DIRECTIONS FOR THIS TASK:
Every line containing the string "true" is to be copied from the records.
TASK MATERIAL Block Start
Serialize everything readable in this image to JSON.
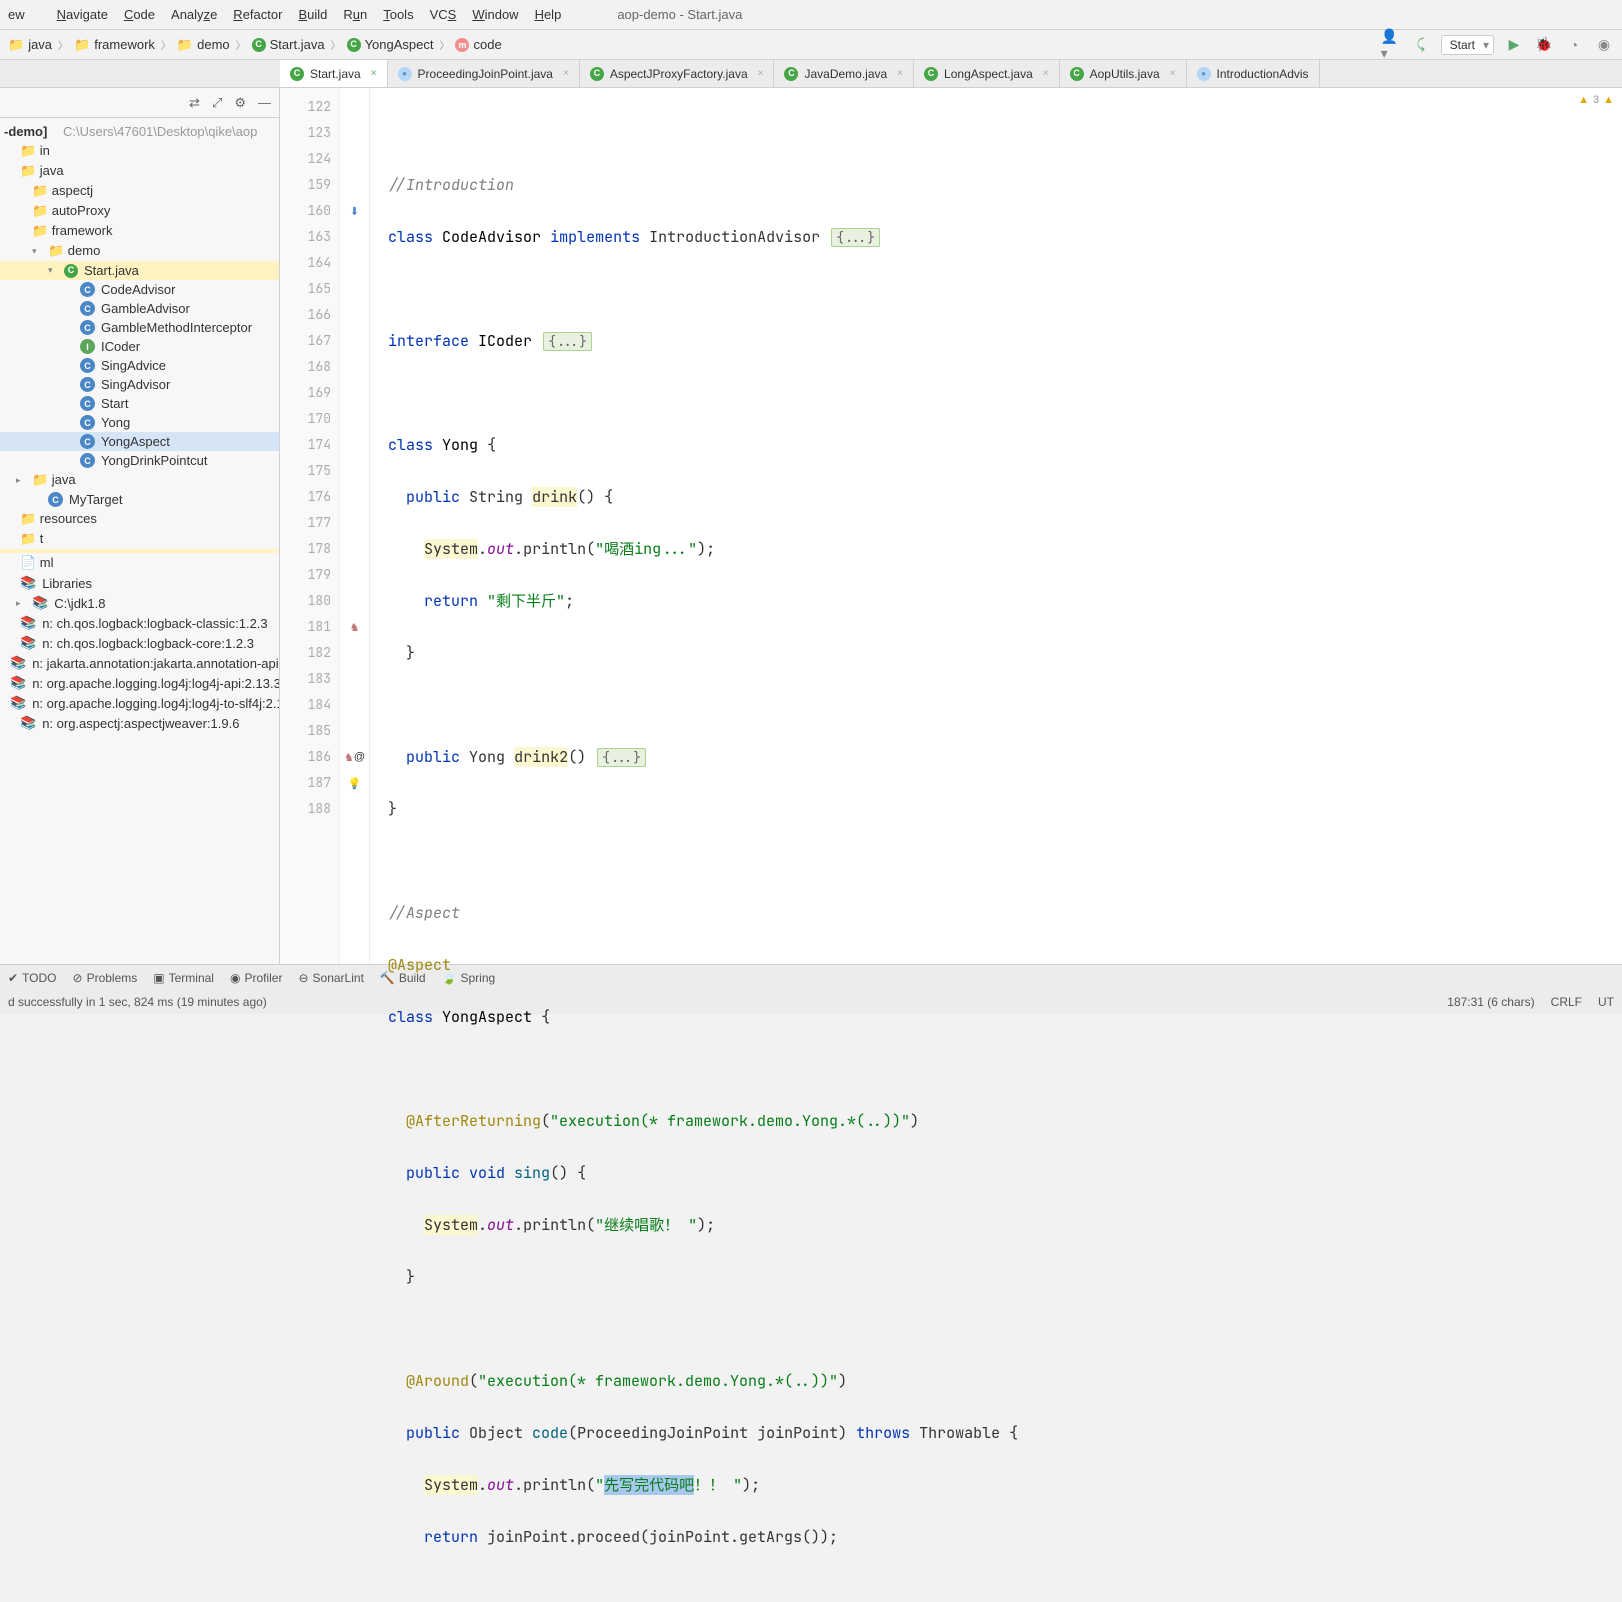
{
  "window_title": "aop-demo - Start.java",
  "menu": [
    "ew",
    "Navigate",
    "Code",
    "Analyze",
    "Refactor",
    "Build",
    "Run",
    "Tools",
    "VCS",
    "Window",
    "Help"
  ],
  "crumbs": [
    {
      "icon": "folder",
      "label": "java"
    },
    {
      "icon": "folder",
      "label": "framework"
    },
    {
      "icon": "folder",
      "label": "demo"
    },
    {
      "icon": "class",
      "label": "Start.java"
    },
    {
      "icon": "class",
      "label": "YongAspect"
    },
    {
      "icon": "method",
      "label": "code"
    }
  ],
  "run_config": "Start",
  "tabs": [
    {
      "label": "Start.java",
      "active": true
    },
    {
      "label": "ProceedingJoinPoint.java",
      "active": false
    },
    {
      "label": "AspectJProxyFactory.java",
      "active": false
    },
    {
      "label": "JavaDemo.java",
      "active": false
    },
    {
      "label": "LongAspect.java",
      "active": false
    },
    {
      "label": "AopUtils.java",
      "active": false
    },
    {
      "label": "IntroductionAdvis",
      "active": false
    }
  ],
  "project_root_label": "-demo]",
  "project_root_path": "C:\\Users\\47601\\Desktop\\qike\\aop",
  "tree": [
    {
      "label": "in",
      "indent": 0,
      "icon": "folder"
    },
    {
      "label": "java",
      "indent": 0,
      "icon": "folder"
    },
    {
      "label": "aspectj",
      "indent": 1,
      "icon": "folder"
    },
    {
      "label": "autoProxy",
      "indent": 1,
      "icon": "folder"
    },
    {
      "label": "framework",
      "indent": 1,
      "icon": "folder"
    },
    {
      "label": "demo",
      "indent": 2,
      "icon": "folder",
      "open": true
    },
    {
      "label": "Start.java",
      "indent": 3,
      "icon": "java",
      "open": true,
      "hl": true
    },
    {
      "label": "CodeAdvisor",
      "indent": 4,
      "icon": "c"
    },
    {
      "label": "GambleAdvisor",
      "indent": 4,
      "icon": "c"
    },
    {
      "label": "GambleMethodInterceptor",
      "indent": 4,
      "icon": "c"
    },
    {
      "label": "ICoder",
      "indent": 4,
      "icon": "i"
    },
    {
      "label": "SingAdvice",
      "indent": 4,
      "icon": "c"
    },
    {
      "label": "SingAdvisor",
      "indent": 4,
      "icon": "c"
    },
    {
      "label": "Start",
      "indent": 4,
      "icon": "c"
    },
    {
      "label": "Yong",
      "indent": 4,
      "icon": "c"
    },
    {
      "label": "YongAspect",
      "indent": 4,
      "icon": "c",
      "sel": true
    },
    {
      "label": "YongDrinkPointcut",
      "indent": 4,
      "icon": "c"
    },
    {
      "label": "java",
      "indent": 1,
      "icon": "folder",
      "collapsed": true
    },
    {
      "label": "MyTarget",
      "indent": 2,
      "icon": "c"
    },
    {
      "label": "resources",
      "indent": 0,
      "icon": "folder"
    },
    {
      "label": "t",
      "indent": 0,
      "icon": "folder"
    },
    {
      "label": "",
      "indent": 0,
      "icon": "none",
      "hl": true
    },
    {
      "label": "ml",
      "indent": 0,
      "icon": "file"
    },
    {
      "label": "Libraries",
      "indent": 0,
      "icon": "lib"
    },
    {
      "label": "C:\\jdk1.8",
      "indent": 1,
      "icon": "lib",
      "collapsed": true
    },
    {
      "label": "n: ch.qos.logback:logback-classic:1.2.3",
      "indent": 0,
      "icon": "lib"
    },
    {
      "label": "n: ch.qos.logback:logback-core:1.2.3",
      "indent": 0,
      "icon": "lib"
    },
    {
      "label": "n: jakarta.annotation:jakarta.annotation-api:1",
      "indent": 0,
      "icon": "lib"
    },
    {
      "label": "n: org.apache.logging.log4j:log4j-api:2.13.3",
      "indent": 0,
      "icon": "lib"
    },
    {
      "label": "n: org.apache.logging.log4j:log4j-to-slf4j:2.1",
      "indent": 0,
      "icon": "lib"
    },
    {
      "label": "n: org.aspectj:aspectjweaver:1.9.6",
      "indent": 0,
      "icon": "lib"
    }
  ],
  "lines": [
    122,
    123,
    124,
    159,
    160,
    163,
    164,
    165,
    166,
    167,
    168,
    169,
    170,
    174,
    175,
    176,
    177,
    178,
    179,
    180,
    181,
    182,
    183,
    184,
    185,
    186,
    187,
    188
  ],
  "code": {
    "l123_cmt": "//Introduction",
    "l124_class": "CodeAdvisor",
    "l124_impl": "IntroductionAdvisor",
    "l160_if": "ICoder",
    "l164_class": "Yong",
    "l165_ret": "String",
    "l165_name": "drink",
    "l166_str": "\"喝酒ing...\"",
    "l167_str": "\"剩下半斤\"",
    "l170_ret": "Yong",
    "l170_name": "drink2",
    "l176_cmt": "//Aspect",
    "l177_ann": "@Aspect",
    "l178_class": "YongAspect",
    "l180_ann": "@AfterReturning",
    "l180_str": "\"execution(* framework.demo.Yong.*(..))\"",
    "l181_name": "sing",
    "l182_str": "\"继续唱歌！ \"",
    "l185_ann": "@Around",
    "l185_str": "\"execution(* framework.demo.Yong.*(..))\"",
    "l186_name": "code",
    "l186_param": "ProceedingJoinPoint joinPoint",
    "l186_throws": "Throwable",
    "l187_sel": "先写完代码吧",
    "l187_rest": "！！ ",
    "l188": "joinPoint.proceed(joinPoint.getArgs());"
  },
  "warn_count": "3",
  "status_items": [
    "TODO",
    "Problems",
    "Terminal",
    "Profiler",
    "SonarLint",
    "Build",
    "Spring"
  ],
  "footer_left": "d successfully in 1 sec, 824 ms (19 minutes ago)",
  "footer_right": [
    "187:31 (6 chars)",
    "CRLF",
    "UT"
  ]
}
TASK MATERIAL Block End
TASK SOLUTION:
      "active": true
      "open": true
      "open": true,
      "hl": true
      "sel": true
      "collapsed": true
      "hl": true
      "collapsed": true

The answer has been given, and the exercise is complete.